Free training at the heart of the matter
Have a heart: Sunbury Bowls Club’s George Foster says it pays to get training on how to use a defibrillator. Picture: Marco De LucaHUME residents can learn the invaluable skill of restarting a heart, for free.
Sporting clubs and community groups can now sign up for free training on how to operate a lifesaving automatic electronic defibrillator (AED) after 37 units were rolled out across the Hume region.
It complements the ‘Defib Your Club, for Life’ campaign, which has put defibrillators in more than 900 sporting clubs across the state.
The campaign has also gone national, with 10 Western Australian sporting clubs set to install them.
There are also plans to have one in every basketball stadium in the country.
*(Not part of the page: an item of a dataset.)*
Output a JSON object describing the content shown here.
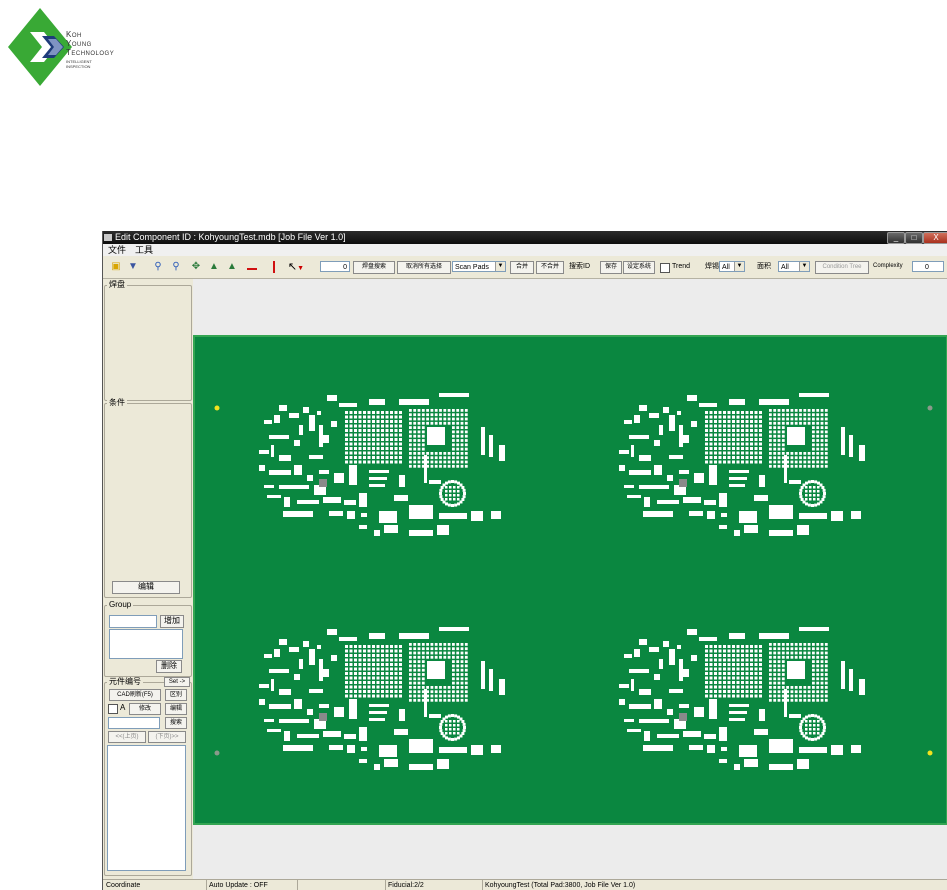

The campaign is led by paramedic Andrew White, who witnessed 19-year-old Rupertswood footballer Stephen Buckman collapse and die at training in Sunbury in 2010.
Hume Council has donated $45,000 to buy defibrillators for sports clubs.
Hume mayor Ros Spence said the free, ongoing training would further safeguard the community.
“Research demonstrates that the chance of surviving a cardiac arrest decreases by approximately 10 per cent for every minute that defibrillation is delayed being used,” she said.
“The council has identified centres with either high visitor numbers or where the activity type would reasonably suggest the community could expect to find an AED unit on site, such as the aquatic centres, active sports clubs and bowls clubs.”
Mr White said training would dispel urban myths associated with AEDs, chiefly around perceived high cost, personal liability and problems with use.
“Anybody can use an AED,” he said. “It’s as easy as using a toy.”
The campaign has raised more than $2 million in 12 months, with little government assistance and a Sunbury businessman Glen Ingram has tipped in $15,000 to get more AEDs in the Hume region.
Mr White had earlier told the Weekly that having defibrillators to revive heart attack victims could save about 30 lives a year.
AEDs provide an electric shock to re-establish a regular heartbeat.
The hearts of up to 33,000 Australians suddenly stop beating annually due to a cardiac arrhythmia, statistics show. Training is available on an ongoing basis.